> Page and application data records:

== == ==

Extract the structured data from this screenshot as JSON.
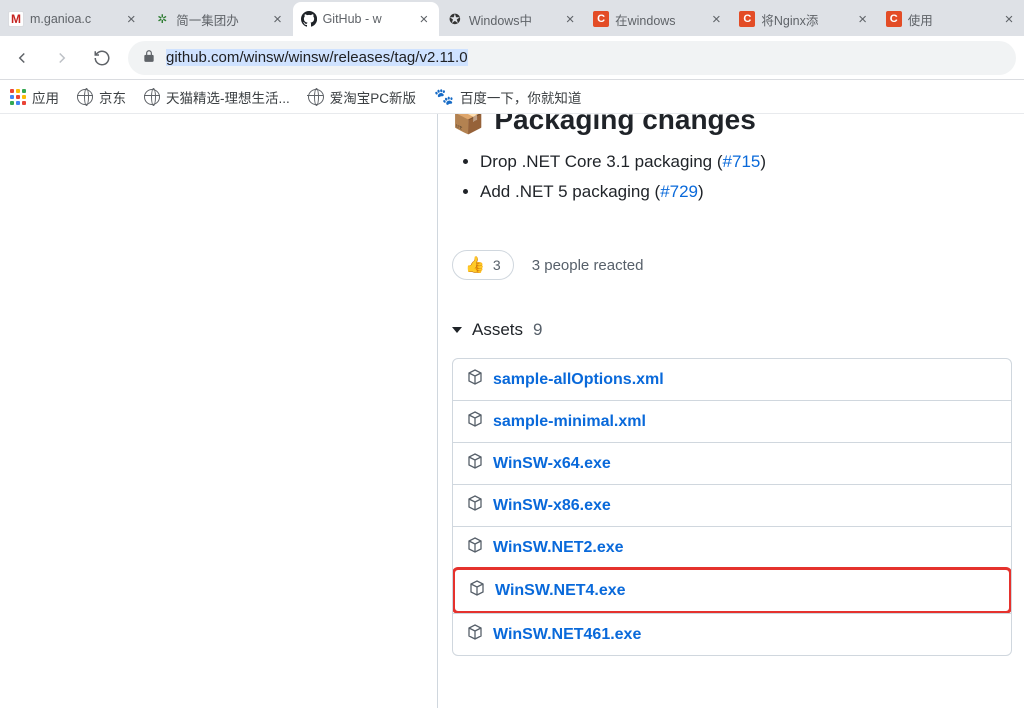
{
  "tabs": [
    {
      "title": "m.ganioa.c",
      "favicon": "m"
    },
    {
      "title": "简一集团办",
      "favicon": "flower"
    },
    {
      "title": "GitHub - w",
      "favicon": "gh",
      "active": true
    },
    {
      "title": "Windows中",
      "favicon": "win"
    },
    {
      "title": "在windows",
      "favicon": "c"
    },
    {
      "title": "将Nginx添",
      "favicon": "c"
    },
    {
      "title": "使用",
      "favicon": "c"
    }
  ],
  "url": "github.com/winsw/winsw/releases/tag/v2.11.0",
  "bookmarks": {
    "apps_label": "应用",
    "items": [
      {
        "label": "京东",
        "icon": "globe"
      },
      {
        "label": "天猫精选-理想生活...",
        "icon": "globe"
      },
      {
        "label": "爱淘宝PC新版",
        "icon": "globe"
      },
      {
        "label": "百度一下，你就知道",
        "icon": "paw"
      }
    ]
  },
  "apps_colors": [
    "#ea4335",
    "#fbbc05",
    "#34a853",
    "#4285f4",
    "#ea4335",
    "#fbbc05",
    "#34a853",
    "#4285f4",
    "#ea4335"
  ],
  "heading": "Packaging changes",
  "changes": [
    {
      "text": "Drop .NET Core 3.1 packaging (",
      "link": "#715",
      "after": ")"
    },
    {
      "text": "Add .NET 5 packaging (",
      "link": "#729",
      "after": ")"
    }
  ],
  "reactions": {
    "count": "3",
    "caption": "3 people reacted"
  },
  "assets": {
    "label": "Assets",
    "count": "9"
  },
  "asset_items": [
    {
      "name": "sample-allOptions.xml"
    },
    {
      "name": "sample-minimal.xml"
    },
    {
      "name": "WinSW-x64.exe"
    },
    {
      "name": "WinSW-x86.exe"
    },
    {
      "name": "WinSW.NET2.exe"
    },
    {
      "name": "WinSW.NET4.exe",
      "highlight": true
    },
    {
      "name": "WinSW.NET461.exe"
    }
  ]
}
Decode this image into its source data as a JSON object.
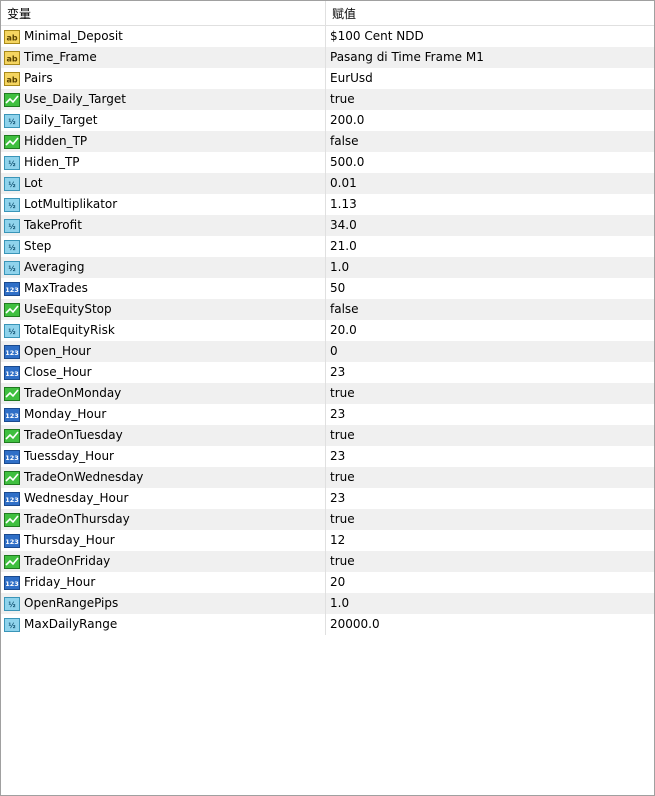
{
  "header": {
    "name_label": "变量",
    "value_label": "赋值"
  },
  "rows": [
    {
      "name": "Minimal_Deposit",
      "value": "$100 Cent NDD",
      "icon": "ab"
    },
    {
      "name": "Time_Frame",
      "value": "Pasang di Time Frame M1",
      "icon": "ab"
    },
    {
      "name": "Pairs",
      "value": "EurUsd",
      "icon": "ab"
    },
    {
      "name": "Use_Daily_Target",
      "value": "true",
      "icon": "bool"
    },
    {
      "name": "Daily_Target",
      "value": "200.0",
      "icon": "double"
    },
    {
      "name": "Hidden_TP",
      "value": "false",
      "icon": "bool"
    },
    {
      "name": "Hiden_TP",
      "value": "500.0",
      "icon": "double"
    },
    {
      "name": "Lot",
      "value": "0.01",
      "icon": "double"
    },
    {
      "name": "LotMultiplikator",
      "value": "1.13",
      "icon": "double"
    },
    {
      "name": "TakeProfit",
      "value": "34.0",
      "icon": "double"
    },
    {
      "name": "Step",
      "value": "21.0",
      "icon": "double"
    },
    {
      "name": "Averaging",
      "value": "1.0",
      "icon": "double"
    },
    {
      "name": "MaxTrades",
      "value": "50",
      "icon": "int"
    },
    {
      "name": "UseEquityStop",
      "value": "false",
      "icon": "bool"
    },
    {
      "name": "TotalEquityRisk",
      "value": "20.0",
      "icon": "double"
    },
    {
      "name": "Open_Hour",
      "value": "0",
      "icon": "int"
    },
    {
      "name": "Close_Hour",
      "value": "23",
      "icon": "int"
    },
    {
      "name": "TradeOnMonday",
      "value": "true",
      "icon": "bool"
    },
    {
      "name": "Monday_Hour",
      "value": "23",
      "icon": "int"
    },
    {
      "name": "TradeOnTuesday",
      "value": "true",
      "icon": "bool"
    },
    {
      "name": "Tuessday_Hour",
      "value": "23",
      "icon": "int"
    },
    {
      "name": "TradeOnWednesday",
      "value": "true",
      "icon": "bool"
    },
    {
      "name": "Wednesday_Hour",
      "value": "23",
      "icon": "int"
    },
    {
      "name": "TradeOnThursday",
      "value": "true",
      "icon": "bool"
    },
    {
      "name": "Thursday_Hour",
      "value": "12",
      "icon": "int"
    },
    {
      "name": "TradeOnFriday",
      "value": "true",
      "icon": "bool"
    },
    {
      "name": "Friday_Hour",
      "value": "20",
      "icon": "int"
    },
    {
      "name": "OpenRangePips",
      "value": "1.0",
      "icon": "double"
    },
    {
      "name": "MaxDailyRange",
      "value": "20000.0",
      "icon": "double"
    }
  ],
  "colors": {
    "row_alt": "#f0f0f0",
    "grid": "#e0e0e0",
    "icon_ab_fill": "#f5d560",
    "icon_bool_fill": "#3fbf3f",
    "icon_double_fill": "#8fd3ec",
    "icon_int_fill": "#2f6fc7"
  }
}
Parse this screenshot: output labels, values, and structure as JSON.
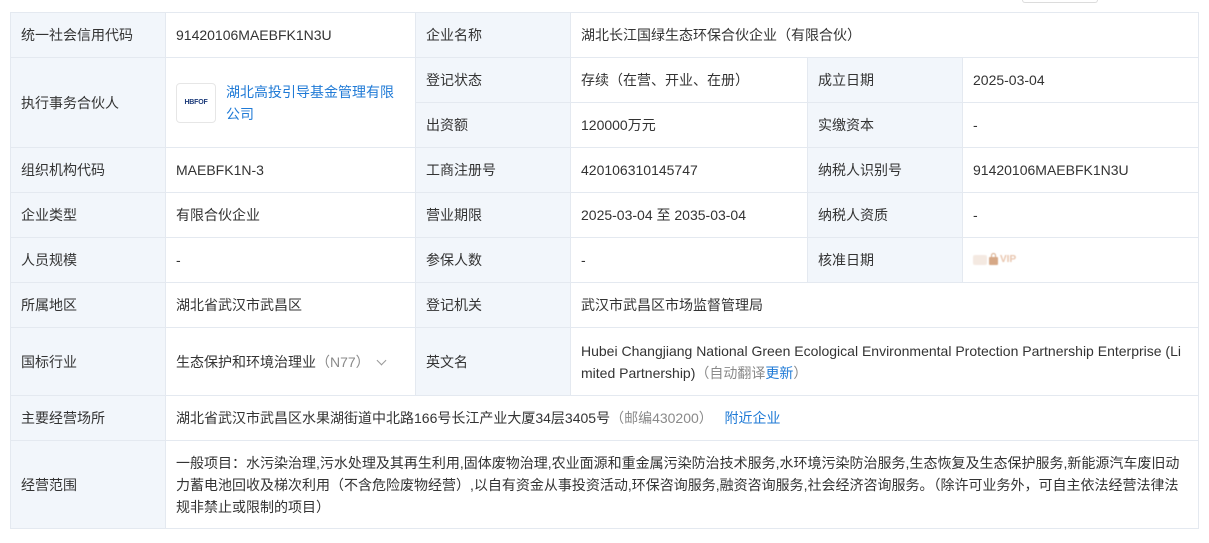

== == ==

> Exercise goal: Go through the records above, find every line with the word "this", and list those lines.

> Result of the task:
Extract the structured data from this screenshot as JSON.
Decode this image into its source data as a JSON object.
Parse this screenshot: output labels, values, and structure as JSON.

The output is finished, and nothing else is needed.